    I’m glad this device works to help manage the pain of your FM. After reading your article, and doing a little research, I understand that Quell works similarly to a TENS device by interfering with peripheral nerve transmission.

    In my email box, I received the following header summary of your article from NPR…

    “Quell: My Favorite Tool for Reducing Fibromyalgia Pain
    By Donna Gregory Burch Since my fibromyalgia diagnosis, I’ve tried so many drugs, supplements and other products in an attempt to find something to dull the pain. I’ve found a few things that help, but the effects are usually minimal. Even opioids haven’t worked for me, although I admit my experience with them has been […]”

    ,,,which caused in me a profound but brief confusion, due to the name of the device.
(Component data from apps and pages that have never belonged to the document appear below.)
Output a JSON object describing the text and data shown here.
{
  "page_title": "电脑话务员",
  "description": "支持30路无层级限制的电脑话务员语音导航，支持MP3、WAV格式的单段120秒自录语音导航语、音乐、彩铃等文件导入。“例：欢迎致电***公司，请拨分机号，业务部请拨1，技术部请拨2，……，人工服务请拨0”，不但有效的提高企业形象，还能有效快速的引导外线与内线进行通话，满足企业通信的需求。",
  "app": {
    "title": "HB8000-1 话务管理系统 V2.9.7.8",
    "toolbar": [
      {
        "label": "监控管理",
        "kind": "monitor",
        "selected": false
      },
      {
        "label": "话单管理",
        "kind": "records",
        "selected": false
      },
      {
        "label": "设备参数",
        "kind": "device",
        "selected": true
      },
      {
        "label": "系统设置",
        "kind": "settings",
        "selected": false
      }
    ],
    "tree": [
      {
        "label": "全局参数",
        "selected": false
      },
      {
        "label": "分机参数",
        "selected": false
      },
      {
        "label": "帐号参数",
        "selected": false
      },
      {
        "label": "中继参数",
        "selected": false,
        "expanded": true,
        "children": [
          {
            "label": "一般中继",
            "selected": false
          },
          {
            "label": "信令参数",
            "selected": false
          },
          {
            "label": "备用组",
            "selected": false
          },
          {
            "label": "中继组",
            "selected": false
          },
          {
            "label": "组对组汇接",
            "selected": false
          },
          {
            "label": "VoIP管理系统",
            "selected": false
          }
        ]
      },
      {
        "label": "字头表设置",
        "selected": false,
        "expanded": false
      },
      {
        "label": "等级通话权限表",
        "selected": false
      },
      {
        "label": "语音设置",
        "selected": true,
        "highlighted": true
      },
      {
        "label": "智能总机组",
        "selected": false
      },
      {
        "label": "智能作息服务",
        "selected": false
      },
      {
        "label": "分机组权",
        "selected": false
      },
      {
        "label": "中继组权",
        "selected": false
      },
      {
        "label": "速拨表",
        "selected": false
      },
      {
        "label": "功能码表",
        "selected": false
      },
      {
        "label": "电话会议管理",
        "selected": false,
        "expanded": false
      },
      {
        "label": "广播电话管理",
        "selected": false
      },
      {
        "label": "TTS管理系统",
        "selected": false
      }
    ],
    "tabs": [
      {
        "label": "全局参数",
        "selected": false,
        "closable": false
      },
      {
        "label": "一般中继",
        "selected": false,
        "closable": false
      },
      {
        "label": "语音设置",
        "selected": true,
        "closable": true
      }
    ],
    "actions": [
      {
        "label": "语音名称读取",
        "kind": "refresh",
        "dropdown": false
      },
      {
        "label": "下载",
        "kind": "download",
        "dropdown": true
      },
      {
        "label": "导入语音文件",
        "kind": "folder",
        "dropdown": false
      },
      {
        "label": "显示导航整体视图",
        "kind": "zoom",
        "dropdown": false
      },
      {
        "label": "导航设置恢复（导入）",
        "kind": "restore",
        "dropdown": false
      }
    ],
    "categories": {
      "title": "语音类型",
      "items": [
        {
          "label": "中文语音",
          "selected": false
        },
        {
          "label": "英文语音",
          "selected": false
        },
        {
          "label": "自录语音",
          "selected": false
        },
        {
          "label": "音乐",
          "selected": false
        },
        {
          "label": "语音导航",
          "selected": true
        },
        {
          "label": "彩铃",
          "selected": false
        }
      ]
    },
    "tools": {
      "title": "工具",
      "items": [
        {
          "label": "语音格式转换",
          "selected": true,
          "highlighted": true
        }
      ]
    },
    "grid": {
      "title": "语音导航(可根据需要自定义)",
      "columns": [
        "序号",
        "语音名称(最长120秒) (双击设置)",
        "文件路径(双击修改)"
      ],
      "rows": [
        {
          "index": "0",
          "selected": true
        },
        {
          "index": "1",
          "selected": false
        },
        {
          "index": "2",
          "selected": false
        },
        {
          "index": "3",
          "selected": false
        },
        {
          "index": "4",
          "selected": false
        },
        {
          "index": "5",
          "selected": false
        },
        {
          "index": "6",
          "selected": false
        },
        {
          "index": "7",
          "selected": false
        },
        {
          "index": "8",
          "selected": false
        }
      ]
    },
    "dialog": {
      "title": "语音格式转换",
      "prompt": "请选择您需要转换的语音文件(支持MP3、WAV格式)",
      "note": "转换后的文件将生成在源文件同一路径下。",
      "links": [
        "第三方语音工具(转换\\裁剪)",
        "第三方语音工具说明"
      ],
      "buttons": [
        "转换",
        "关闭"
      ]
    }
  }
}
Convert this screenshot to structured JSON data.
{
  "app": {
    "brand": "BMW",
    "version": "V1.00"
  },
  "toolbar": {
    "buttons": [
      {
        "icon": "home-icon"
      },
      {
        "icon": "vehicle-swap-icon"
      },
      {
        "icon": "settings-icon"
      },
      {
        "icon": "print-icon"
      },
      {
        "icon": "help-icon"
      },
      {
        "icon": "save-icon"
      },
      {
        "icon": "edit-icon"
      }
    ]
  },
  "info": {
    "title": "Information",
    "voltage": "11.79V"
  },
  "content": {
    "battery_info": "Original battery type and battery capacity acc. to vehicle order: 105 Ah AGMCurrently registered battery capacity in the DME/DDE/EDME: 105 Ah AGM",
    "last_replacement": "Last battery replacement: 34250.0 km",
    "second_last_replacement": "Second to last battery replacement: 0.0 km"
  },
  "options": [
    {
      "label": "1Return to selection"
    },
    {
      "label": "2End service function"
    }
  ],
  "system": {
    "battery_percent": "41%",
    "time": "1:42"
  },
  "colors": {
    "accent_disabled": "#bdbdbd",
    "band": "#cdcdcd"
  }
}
    It started with a traumatic experience, where one Thanksgiving weekend in the early 1970s, I visited a college girlfriend’s uncle in Detroit, and slept on a dirty old couch. Less than a week later, I developed an itchy rash that spread to over 50% of my body, and plagued me for weeks until I saw a proper dermatologist.
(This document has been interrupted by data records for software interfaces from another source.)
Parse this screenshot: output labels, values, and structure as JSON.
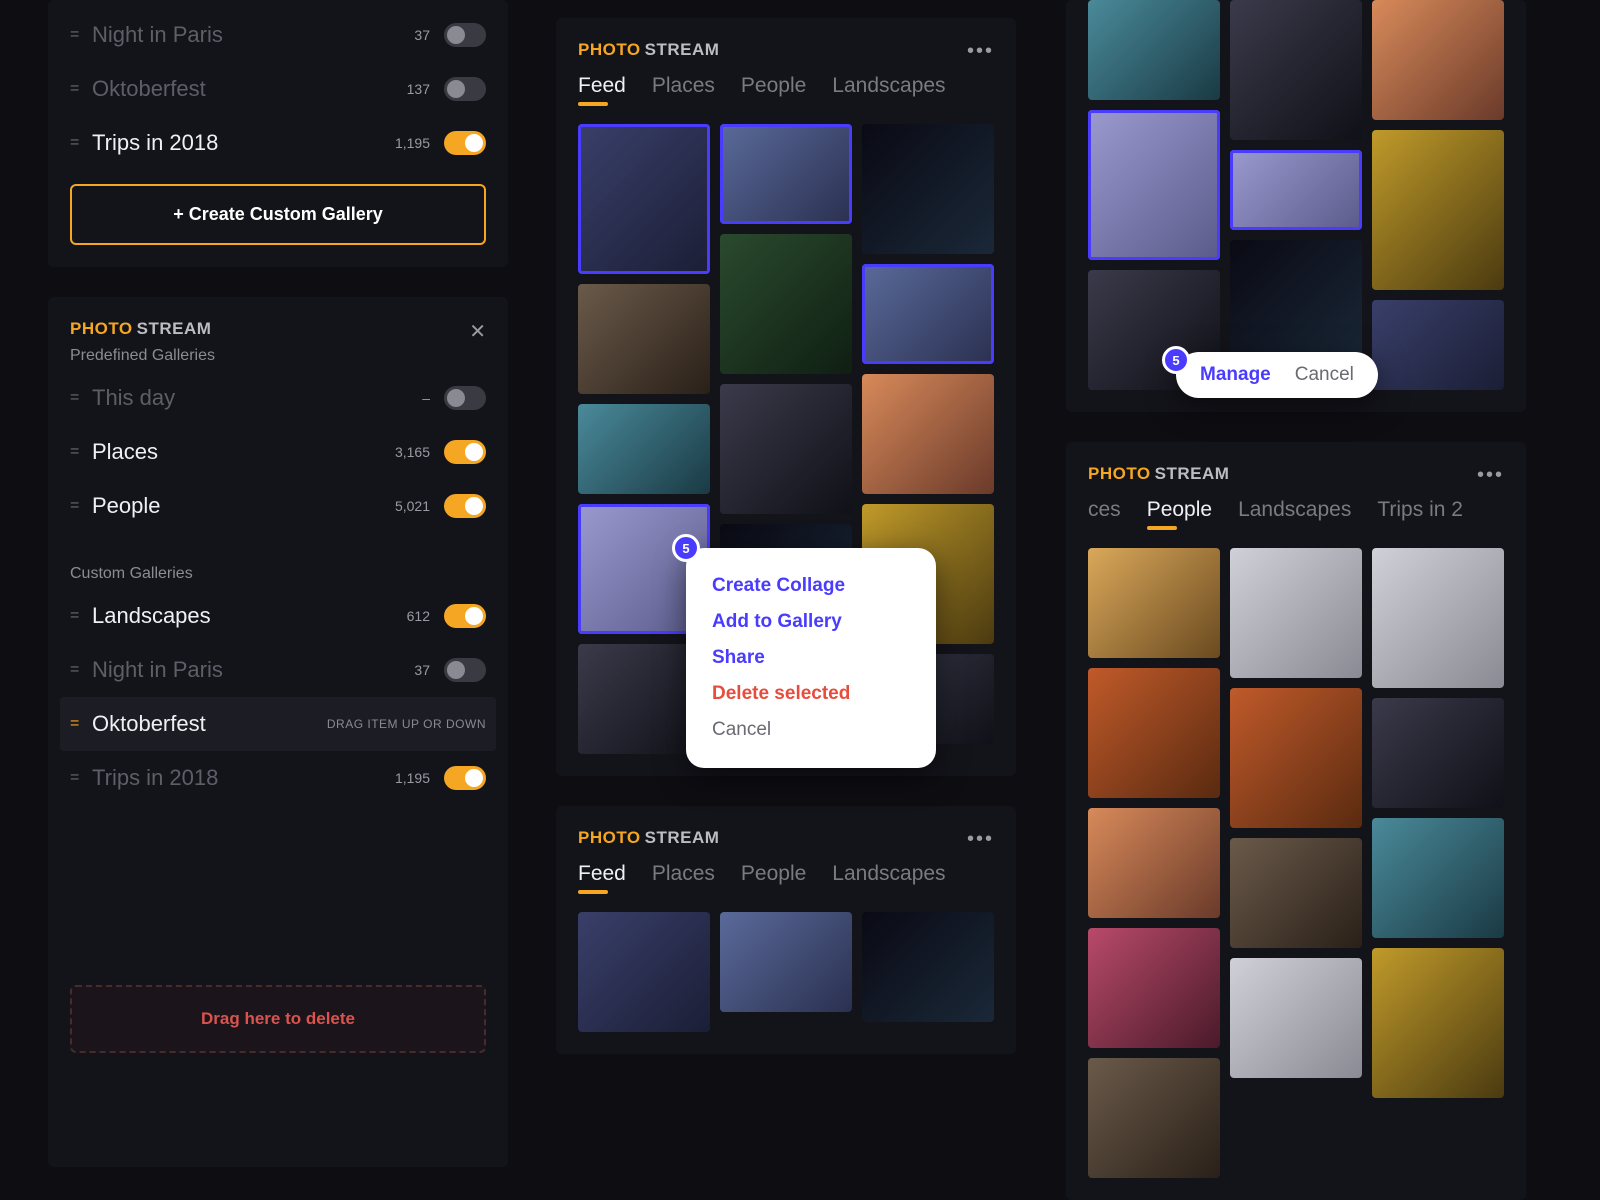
{
  "brand": {
    "photo": "PHOTO",
    "stream": "STREAM"
  },
  "left_top": {
    "items": [
      {
        "label": "Night in Paris",
        "count": "37",
        "on": false,
        "dim": true
      },
      {
        "label": "Oktoberfest",
        "count": "137",
        "on": false,
        "dim": true
      },
      {
        "label": "Trips in 2018",
        "count": "1,195",
        "on": true,
        "dim": false
      }
    ],
    "create_label": "+ Create Custom Gallery"
  },
  "left_panel": {
    "predefined_label": "Predefined Galleries",
    "predefined": [
      {
        "label": "This day",
        "count": "–",
        "on": false,
        "dim": true
      },
      {
        "label": "Places",
        "count": "3,165",
        "on": true,
        "dim": false
      },
      {
        "label": "People",
        "count": "5,021",
        "on": true,
        "dim": false
      }
    ],
    "custom_label": "Custom Galleries",
    "custom": [
      {
        "label": "Landscapes",
        "count": "612",
        "on": true,
        "dim": false
      },
      {
        "label": "Night in Paris",
        "count": "37",
        "on": false,
        "dim": true
      },
      {
        "label": "Oktoberfest",
        "dragging": true,
        "hint": "DRAG ITEM UP OR DOWN"
      },
      {
        "label": "Trips in 2018",
        "count": "1,195",
        "on": true,
        "dim": true
      }
    ],
    "drop_label": "Drag here to delete"
  },
  "mid_top": {
    "tabs": [
      "Feed",
      "Places",
      "People",
      "Landscapes"
    ],
    "active": 0,
    "popup_count": "5",
    "popup_items": [
      {
        "label": "Create Collage",
        "style": "blue"
      },
      {
        "label": "Add to Gallery",
        "style": "blue"
      },
      {
        "label": "Share",
        "style": "blue"
      },
      {
        "label": "Delete selected",
        "style": "red"
      },
      {
        "label": "Cancel",
        "style": "gray"
      }
    ]
  },
  "mid_bottom": {
    "tabs": [
      "Feed",
      "Places",
      "People",
      "Landscapes"
    ],
    "active": 0
  },
  "right_top": {
    "pill_count": "5",
    "pill_items": [
      {
        "label": "Manage",
        "style": "blue"
      },
      {
        "label": "Cancel",
        "style": "gray"
      }
    ]
  },
  "right_panel": {
    "tabs": [
      "ces",
      "People",
      "Landscapes",
      "Trips in 2"
    ],
    "active": 1
  }
}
    I had contracted scabies, a form of pediculosis caused by the Sarcoptes scabie mite who buries her eggs in the base of a human hair follicle. Scabies, also know as the “seven year itch” has plagued humankind since we first began to wear dirty clothing, where the mite waits for its next victim.

    The dermatologist treated me with a medication called Kwell lotion, which is a pharmaceutical made from an insecticide called Lindane.

    Lindane is a class of organic molecule known as a pyrethroid and is neurotoxic to the GABA-a sodium channel in both insects and humans. While useful in killing aphids in the garden (and Sarcoptes scabie mites hiding at the base of hair follicles), pyrethroids can also poison people depending on concentration and length of exposure.

    For a good five minutes, I was confused by the difference between Quell and Kwell.

    GABA channels inhibit nerve conduction and pain scientists have studied connections between GABA agonists and the treatment of specific neuropathic pain symptoms, for example, the pain of diabetic neuropathy. The pain medications gabapentin (Neurontin) and pregabalin (Lyrica) are both based on this research.

    In my confusion, I couldn’t imagine how treating FM with a neurotoxin could possibly be beneficial. Only fact and reason brought me around to the sensible conclusion that Kwell ain’t Quell.

    I’m glad that the Quell device is an effective mediator of your FM symptoms and I appreciate your sharing this story with our readers.

    As for treating CRPS with Quell, the research is non-existent, but Medtronic offers anecdotal indications that TENS can help with some cases of CRPS. Just search for Quell and CRPS.

    When my doctor first suggested a TENS device (30 years ago,) it was a new technology and Medtronix offered a free TENS trial (which incidentally, demonstrated no efficacy against my pain problem.)

    Perhaps the manufacturer of the Quell device have such a program?

    If there’s a moral to my confusion story, perhaps the lesson here is that one should always investigate any source of confusion about all possible treatments for pain, or whatever ails ya.

    Or perhaps my lesson was much simpler: never sleep on a dirty couch in Detroit.

  10. BarbaraDH at 6:40 am

    I’ve been using my Quell unit since this past January. I have fibromyalgia secondary to Ehlers Danlos Syndrome, a genetic connective tissue disorder that causes chronic pain, among many other problems, and has no treatment and no cure. It is known for causing frequent joint dislocations and partial dislocations. I don’t wear my Quell thru the night, just thru the day. I’m off of pain medications now, and just use the Quell unit along with taking hemp oil. I would be nonfunctional without these. I highly recommend the Quell pain relief unit! They had a money back guarantee when I purchased mine, so if it didn’t work I could have gotten my money back! Risk free! And SO much safer than most of the crap the doctors prescribe.

  11. Steve at 3:25 pm

    Quell is a good product, unfortunately did not work for my fibro despite an extensive trial.

    You are quite lucky and it is worth a trial by everyone with FM.

  12. Chris at 10:23 am

    Has the Quell been tried with CRPS pain?

  13. Donna Rubinetti at 10:02 am

    Can this be used for widespread CRPS?